Switching gears down now to a much more relaxed and calmer situation yet one where I begged the same question where if a child is in school, who is involved in a fight after always begin told not to hit back and to go get a teacher and/or report when someone violates them instead of defending themselves. What if the child is choked by the other child and then placed in a chokehold after trying to get the student off them? What is a chokehold? It’s a tight grip around a person’s neck, used to restrain them by restricting their breathing. So, what’s the procedure? Do we not slightly deviate from the plan? Do we continue to be choked until help arrives? What is the contingency plan?
Using this scenario where a child is restricted obviously implies that their ability to go get anyone is impaired as they are held in a dangerous position which instinct to fight back will naturally begin to kick in. Would you consider this to be an escalation of the fight or a need for survival- and if both, shouldn’t the need to survive supersede the punishment of escalating a fight when enforcing a procedure to “go get someone” is activated where suspension of both students is determined?
We need to get away from this one size rule fits all because it simply doesn’t fit. One fight does not fit all. And unless we are talking about a movie scene, fights are not scripted. Sure, if one child hits another it would be an ideal situation for that child to not naturally fight back, inform a teacher and we all go home happy. But since there are situations where an aggressor will attack a student, producing the absolute need for that student to defend themselves until help arrives perhaps it’s time to go back to the drawing board on what the procedure should be and if the procedure can’t be changed, the punishment sure as heck should.
Principles should be assessed on their ability or lack thereof to determine proper and adequate punishment for the students involved in a fight when the stories are literally identical, identifying the severity of the situation levied by the true aggressor.

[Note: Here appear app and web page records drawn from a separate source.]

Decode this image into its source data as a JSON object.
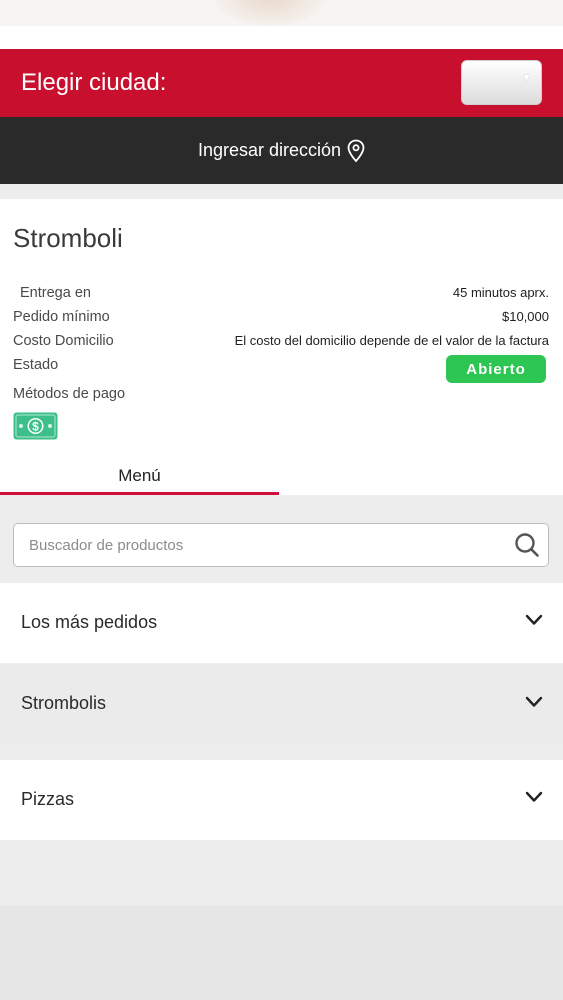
{
  "header": {
    "city_label": "Elegir ciudad:",
    "city_select_value": ""
  },
  "address_bar": {
    "label": "Ingresar dirección",
    "icon": "location-pin-icon"
  },
  "store": {
    "name": "Stromboli",
    "details": [
      {
        "label": "Entrega en",
        "value": "45 minutos aprx."
      },
      {
        "label": "Pedido mínimo",
        "value": "$10,000"
      },
      {
        "label": "Costo Domicilio",
        "value": "El costo del domicilio depende de el valor de la factura"
      },
      {
        "label": "Estado",
        "value": "Abierto"
      }
    ],
    "payment_label": "Métodos de pago",
    "payment_icon": "cash-icon"
  },
  "tabs": [
    {
      "label": "Menú",
      "active": true
    }
  ],
  "search": {
    "placeholder": "Buscador de productos",
    "icon": "search-icon"
  },
  "categories": [
    {
      "label": "Los más pedidos"
    },
    {
      "label": "Strombolis"
    },
    {
      "label": "Pizzas"
    }
  ],
  "colors": {
    "brand_red": "#c8102e",
    "dark_bar": "#2a2a2b",
    "status_green": "#2dc653",
    "tab_underline": "#d0103a",
    "cash_green": "#3dbf8a"
  }
}
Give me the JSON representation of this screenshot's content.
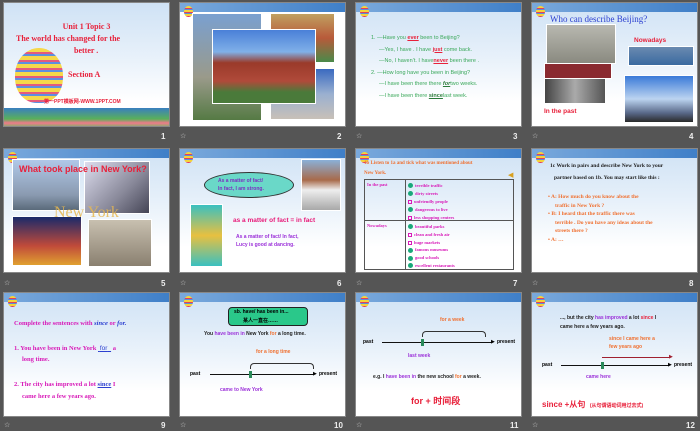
{
  "slides": [
    {
      "num": "1",
      "title1": "Unit 1 Topic 3",
      "title2": "The world  has changed for the",
      "title3": "better .",
      "section": "Section A",
      "watermark": "第一PPT模板网-WWW.1PPT.COM"
    },
    {
      "num": "2"
    },
    {
      "num": "3",
      "l1a": "1. —Have you",
      "l1b": "ever",
      "l1c": "been to Beijing?",
      "l2a": "—Yes, I have . I have",
      "l2b": "just",
      "l2c": "come back.",
      "l3a": "—No, I haven’t. I have",
      "l3b": "never",
      "l3c": "been there .",
      "l4": "2. —How long have you been in Beijing?",
      "l5a": "—I have been there there",
      "l5b": "for",
      "l5c": "two weeks.",
      "l6a": "—I have been there",
      "l6b": "since",
      "l6c": "last week."
    },
    {
      "num": "4",
      "title": "Who can describe Beijing?",
      "nowadays": "Nowadays",
      "past": "In the past"
    },
    {
      "num": "5",
      "title": "What took place in New York?",
      "overlay": "New York"
    },
    {
      "num": "6",
      "bubble1": "As a matter of fact/",
      "bubble2": "In fact, I am strong.",
      "eq": "as a matter of fact = in fact",
      "ex1": "As a matter of fact/ In fact,",
      "ex2": "Lucy is good at dancing."
    },
    {
      "num": "7",
      "title1": "1b Listen to 1a and tick what was mentioned about",
      "title2": "New York.",
      "row1": "In the past",
      "row2": "Nowadays",
      "items1": [
        "terrible traffic",
        "dirty streets",
        "unfriendly people",
        "dangerous to live",
        "less shopping centers"
      ],
      "items2": [
        "beautiful parks",
        "clean and fresh air",
        "huge markets",
        "famous museums",
        "good schools",
        "excellent restaurants"
      ]
    },
    {
      "num": "8",
      "title1": "1c Work in pairs and describe New York to your",
      "title2": "partner based on 1b. You may start like this :",
      "a1": "A: How  much  do  you  know  about  the",
      "a1b": "traffic in New York ?",
      "b1": "B: I heard  that  the  traffic  there  was",
      "b1b": "terrible . Do  you  have  any  ideas  about  the",
      "b1c": "streets there ?",
      "a2": "A: …"
    },
    {
      "num": "9",
      "title_a": "Complete the sentences with",
      "since": "since",
      "or": "or",
      "for": "for.",
      "s1a": "1. You have been in New York",
      "s1b": "for",
      "s1c": "a",
      "s1d": "long time.",
      "s2a": "2. The city has improved a lot",
      "s2b": "since",
      "s2c": "I",
      "s2d": "came here a few  years ago."
    },
    {
      "num": "10",
      "bubble1": "sb. have/ has been in...",
      "bubble2": "某人一直在……",
      "s_a": "You",
      "s_b": "have been in",
      "s_c": "New York",
      "s_d": "for",
      "s_e": "a long time.",
      "brace": "for a long time",
      "past": "past",
      "present": "present",
      "came": "came to New York"
    },
    {
      "num": "11",
      "brace": "for a week",
      "past": "past",
      "present": "present",
      "last": "last week",
      "eg_a": "e.g. I",
      "eg_b": "have been in",
      "eg_c": "the new school",
      "eg_d": "for",
      "eg_e": "a week.",
      "rule": "for + 时间段"
    },
    {
      "num": "12",
      "s1a": "..., but the city",
      "s1b": "has improved",
      "s1c": "a lot",
      "s1d": "since",
      "s1e": "I",
      "s2": "came here a few years ago.",
      "arrow1": "since I  came here a",
      "arrow2": "few years ago",
      "past": "past",
      "present": "present",
      "came": "came here",
      "rule": "since +从句",
      "note": "(从句谓语动词用过去式)"
    }
  ],
  "colors": {
    "red": "#e8203a",
    "green": "#3aa85a",
    "purple": "#9b30d9",
    "orange": "#f07030",
    "magenta": "#d81ab8",
    "blue": "#2b3fd0"
  }
}
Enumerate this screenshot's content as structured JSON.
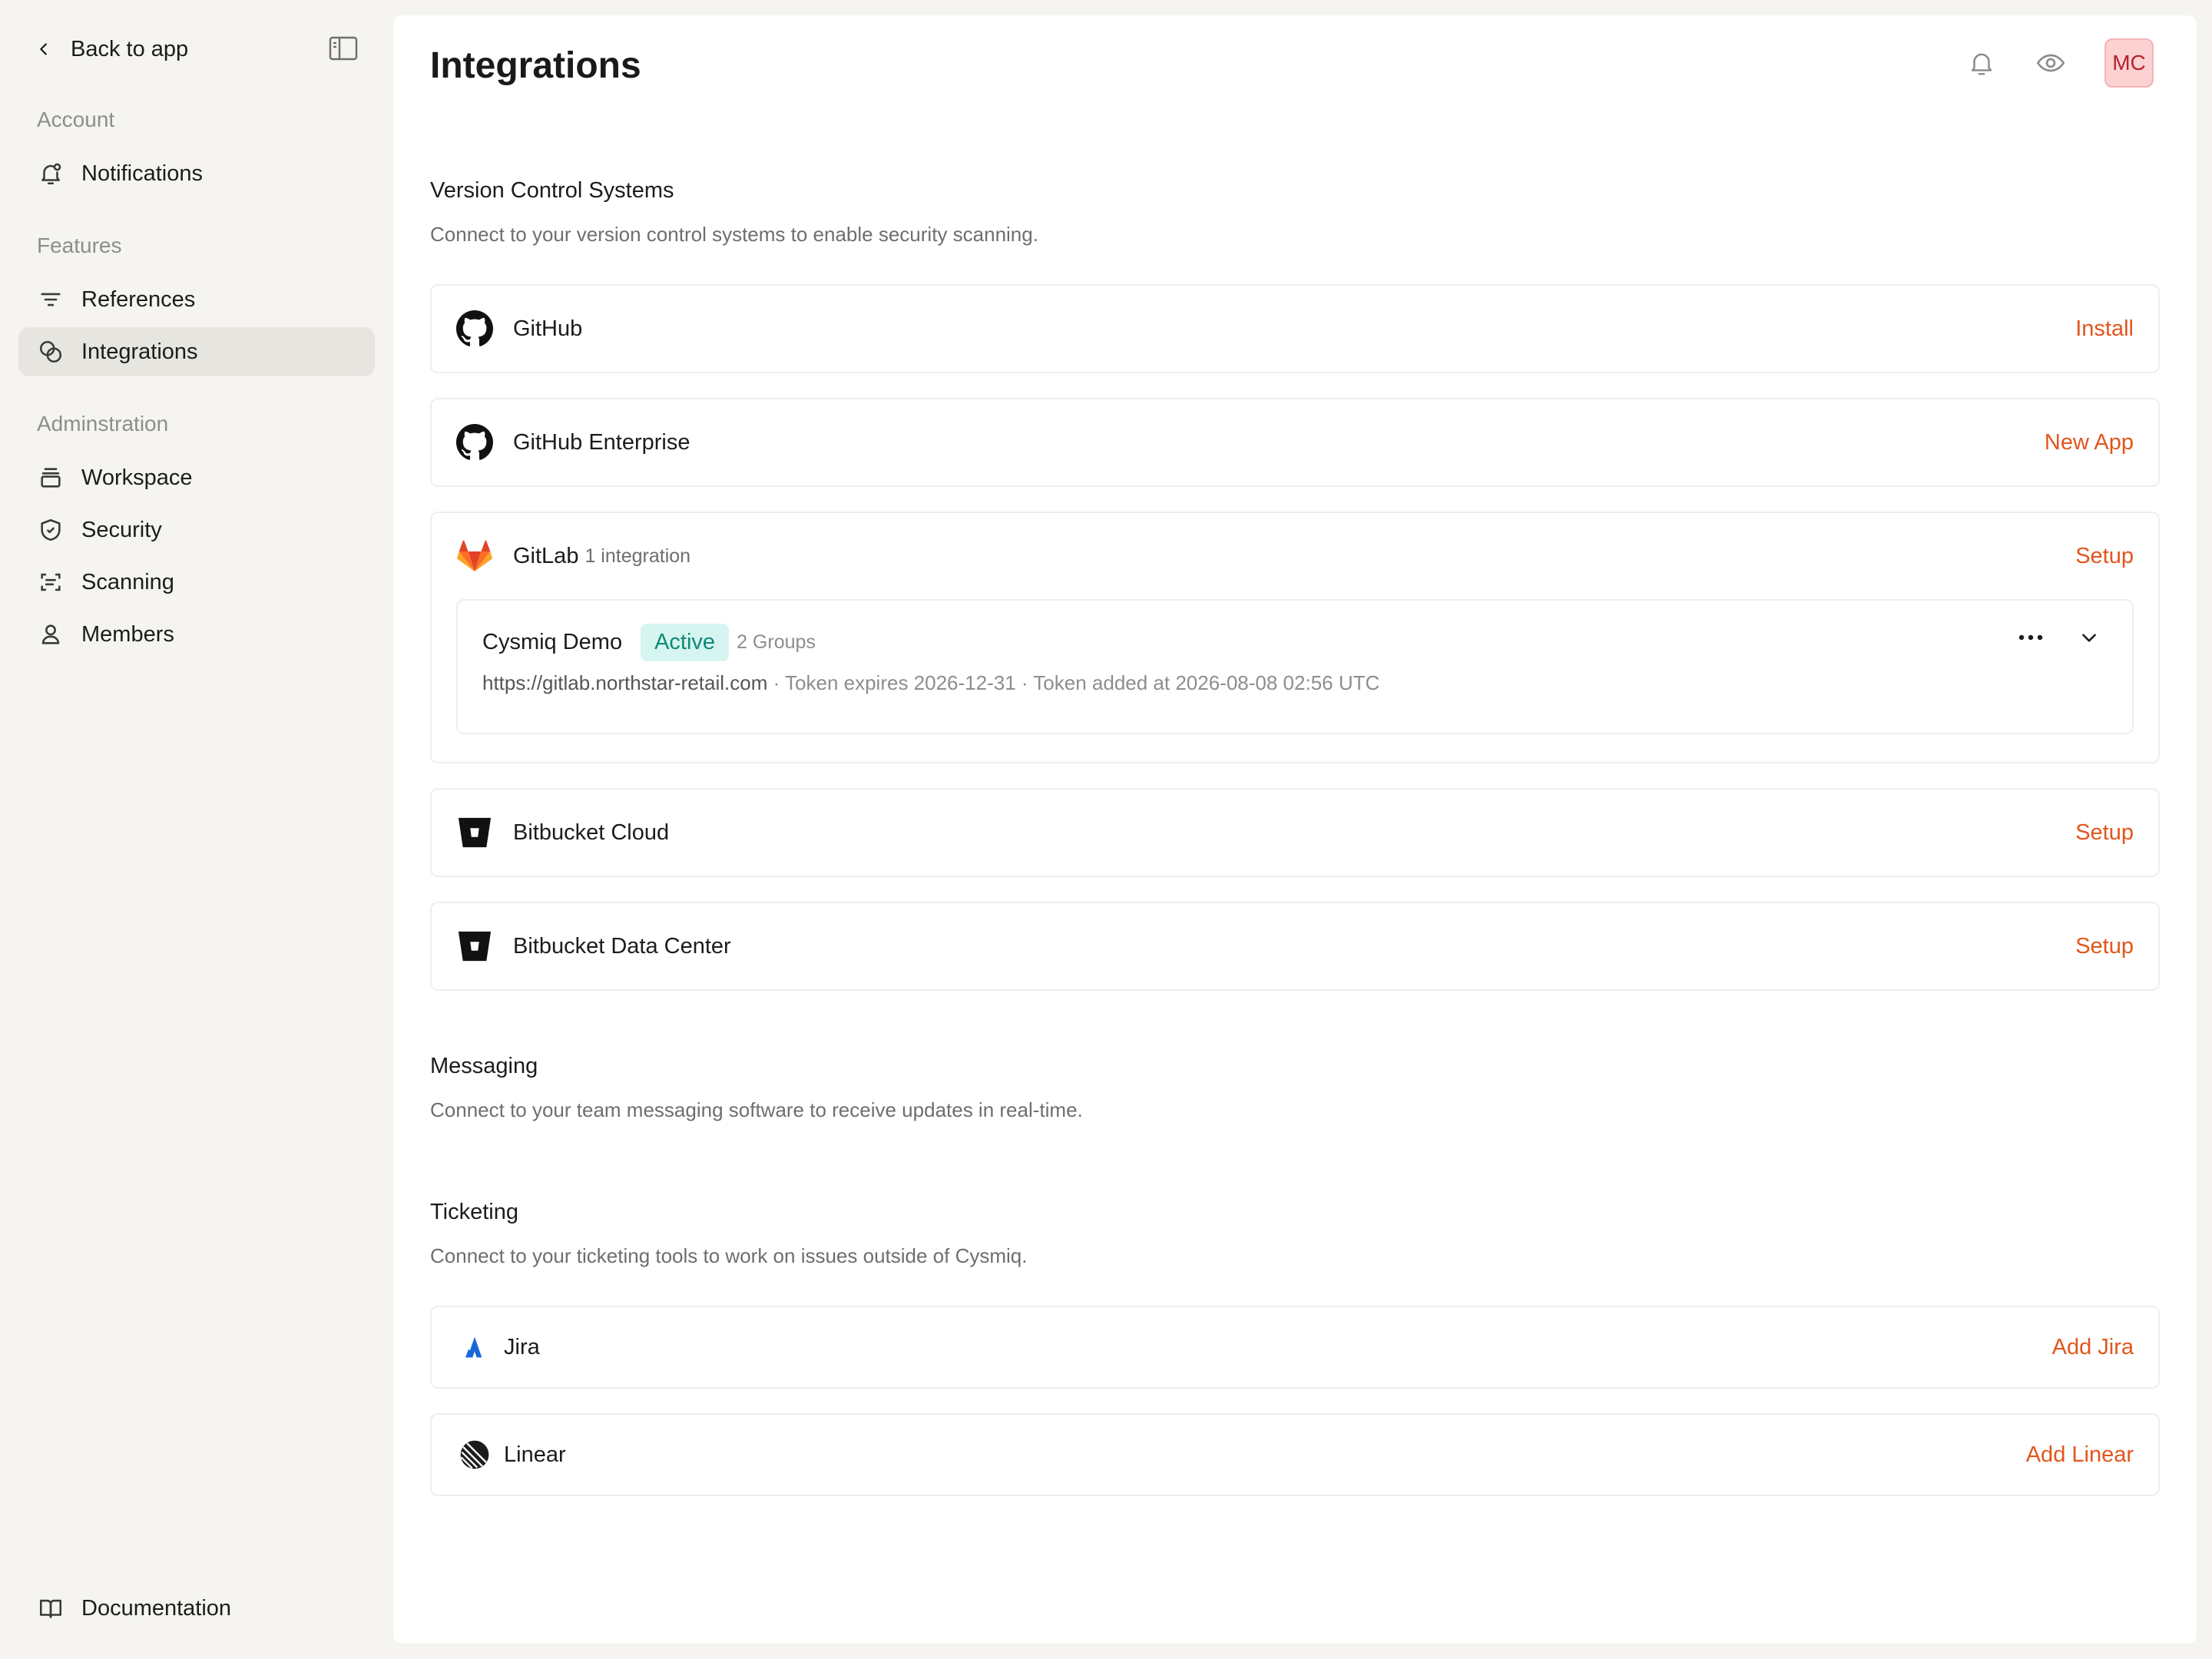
{
  "sidebar": {
    "back_label": "Back to app",
    "sections": [
      {
        "label": "Account",
        "items": [
          {
            "label": "Notifications",
            "icon": "bell-icon"
          }
        ]
      },
      {
        "label": "Features",
        "items": [
          {
            "label": "References",
            "icon": "filter-icon"
          },
          {
            "label": "Integrations",
            "icon": "integrations-icon",
            "active": true
          }
        ]
      },
      {
        "label": "Adminstration",
        "items": [
          {
            "label": "Workspace",
            "icon": "stack-icon"
          },
          {
            "label": "Security",
            "icon": "shield-icon"
          },
          {
            "label": "Scanning",
            "icon": "scan-icon"
          },
          {
            "label": "Members",
            "icon": "user-icon"
          }
        ]
      }
    ],
    "footer_item": {
      "label": "Documentation",
      "icon": "book-icon"
    }
  },
  "header": {
    "title": "Integrations",
    "avatar_initials": "MC"
  },
  "vcs": {
    "title": "Version Control Systems",
    "description": "Connect to your version control systems to enable security scanning.",
    "providers": [
      {
        "name": "GitHub",
        "action": "Install",
        "icon": "github-icon"
      },
      {
        "name": "GitHub Enterprise",
        "action": "New App",
        "icon": "github-icon"
      },
      {
        "name": "GitLab",
        "sub": "1 integration",
        "action": "Setup",
        "icon": "gitlab-icon",
        "integration": {
          "name": "Cysmiq Demo",
          "status": "Active",
          "groups": "2 Groups",
          "url": "https://gitlab.northstar-retail.com",
          "details": " · Token expires 2026-12-31 · Token added at 2026-08-08 02:56 UTC"
        }
      },
      {
        "name": "Bitbucket Cloud",
        "action": "Setup",
        "icon": "bitbucket-icon"
      },
      {
        "name": "Bitbucket Data Center",
        "action": "Setup",
        "icon": "bitbucket-icon"
      }
    ]
  },
  "messaging": {
    "title": "Messaging",
    "description": "Connect to your team messaging software to receive updates in real-time."
  },
  "ticketing": {
    "title": "Ticketing",
    "description": "Connect to your ticketing tools to work on issues outside of Cysmiq.",
    "providers": [
      {
        "name": "Jira",
        "action": "Add Jira",
        "icon": "jira-icon"
      },
      {
        "name": "Linear",
        "action": "Add Linear",
        "icon": "linear-icon"
      }
    ]
  },
  "colors": {
    "accent": "#e2561c",
    "active_badge_bg": "#d6f5f0",
    "active_badge_text": "#0e8a79"
  }
}
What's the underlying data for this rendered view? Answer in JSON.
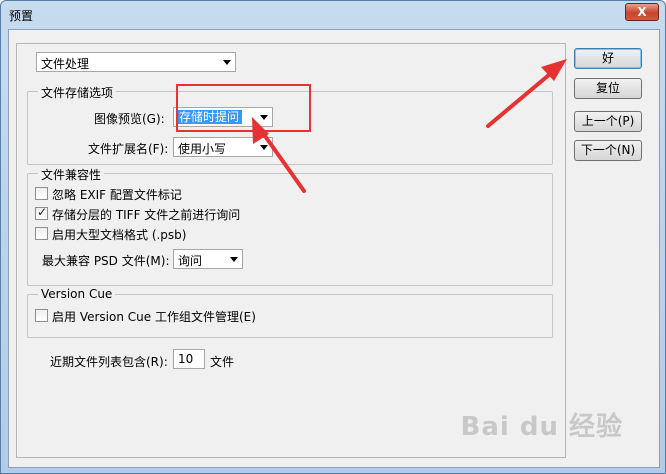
{
  "window": {
    "title": "预置",
    "close_label": "X"
  },
  "category_select": {
    "value": "文件处理"
  },
  "file_saving": {
    "group_title": "文件存储选项",
    "image_preview_label": "图像预览(G):",
    "image_preview_value": "存储时提问",
    "file_ext_label": "文件扩展名(F):",
    "file_ext_value": "使用小写"
  },
  "compat": {
    "group_title": "文件兼容性",
    "ignore_exif": {
      "label": "忽略 EXIF 配置文件标记",
      "checked": false
    },
    "ask_tiff": {
      "label": "存储分层的 TIFF 文件之前进行询问",
      "checked": true
    },
    "large_doc": {
      "label": "启用大型文档格式 (.psb)",
      "checked": false
    },
    "max_psd_label": "最大兼容 PSD 文件(M):",
    "max_psd_value": "询问"
  },
  "version_cue": {
    "group_title": "Version Cue",
    "enable": {
      "label": "启用 Version Cue 工作组文件管理(E)",
      "checked": false
    }
  },
  "recent": {
    "label": "近期文件列表包含(R):",
    "value": "10",
    "suffix": "文件"
  },
  "buttons": {
    "ok": "好",
    "reset": "复位",
    "prev": "上一个(P)",
    "next": "下一个(N)"
  },
  "watermark": "Bai du 经验",
  "colors": {
    "annotation_red": "#e63232",
    "selection_blue": "#3399ff"
  }
}
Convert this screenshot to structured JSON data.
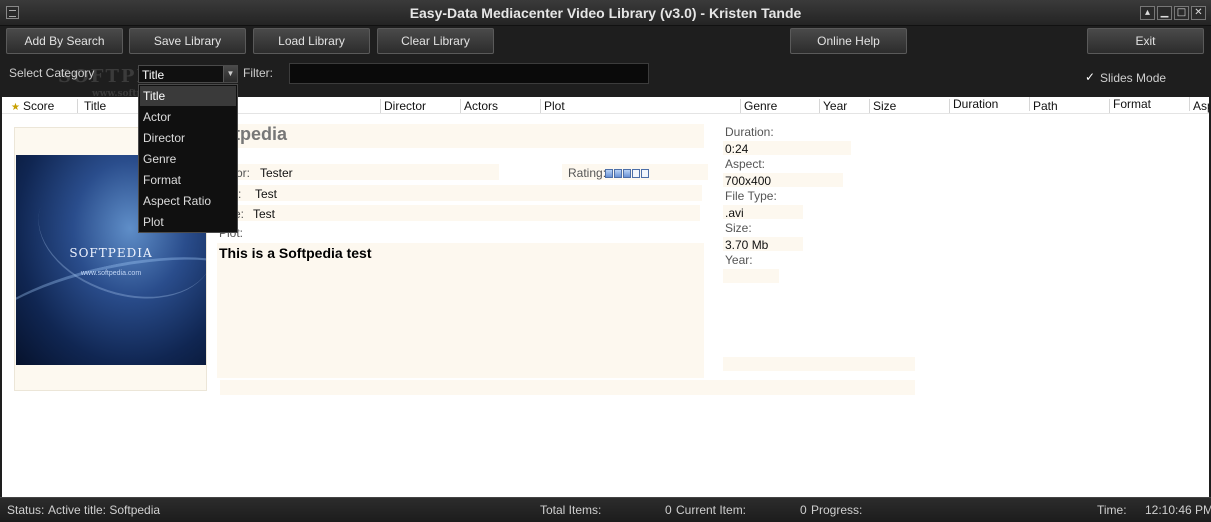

Suspending both children for the same amount of time does nothing in the realm of teaching a lesson.
I am open to questions and comments on this… feel free to share comments on what you think should happen as well as if your child has been in a situation where the need to fight back in self defense has aroused in schools where they have been punished for defending themselves or most importantly, where they were told that “surviving” in a fight was equal to escalating a fight and warrants the same punishment.
P.S. I do not condone bullying.